“Tis better to give than receive.” I heard that a lot when I was growing up. Mostly around Christmas time. And usually when I was excavating a mountain of presents beneath the Christmas tree to count how many had my name on them. It was usually my mother’s voice I heard. And even though I would roll my eyes when she wasn’t looking, I understood the message because of who it was that delivered it. You see, my mom was a giver. Givers get more out of giving than getting. Givers give without expecting to get. Givers get just by giving. I could keep them coming, but I think you get my point.
There’s a symbiotic relationship between givers and receivers. Imagine the chaos if the world’s entire population was comprised of just givers. Givers have to have a minimum of two things in order to survive. Oxygen and someone to give something to. Without oxygen, you can only survive for several minutes. Without someone to give something to, a giver will expire long before they run out of air. That is why receivers like me are so critical for the survivability and thrivability (made up word) of our species. I take my role as a receiver very seriously. Some may claim that I actually overachieve.
In October, my dear mother lost her long battle with Alzheimer’s Dementia. It was a battle she never had any chance of winning. It had been several years since she was able to enjoy the holidays she loved so much. Especially Christmas.
Two months ago we held a memorial service for her. At the reception that followed, when people approached me to offer their condolences, they always started the conversation with, “I loved your mom,” and then proceeded to explain why. Their explanations varied, but the underlying theme was remarkably consistent. Either them or their children (often times, both) were on the receiving end of my mom’s giving. They would describe what she had done, and how much it meant to them. I listened, nodded, and thanked them for their kind words. But inwardly I found myself wondering what the big deal was. After all, what they described was just my mom being her normal mom self.
I have found that some people proudly display their good deeds and accolades in a well-placed, well-lit trophy case. Other people, like my mother, toss theirs in an old box in a poorly-lit basement, where they are quickly forgotten.

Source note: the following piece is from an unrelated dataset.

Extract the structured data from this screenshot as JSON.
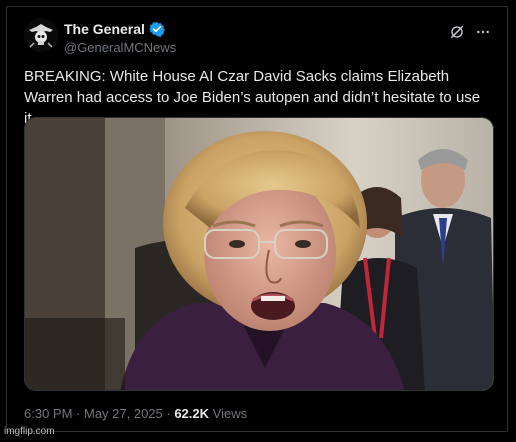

Sometimes we write things on Christmas lists that we know we’ll never actually get. But we add them anyway and hope for a Christmas miracle. It’s been a while since I’ve actually written a Christmas list, and even longer since I asked for something that I knew no amount of money could buy. What I’m about to wish for is not for me. It’s for two very special people. I wish that sometime and somewhere between my granddaughter’s arrival, and my mother’s departure, they were able to meet each other on their way to their final destinations.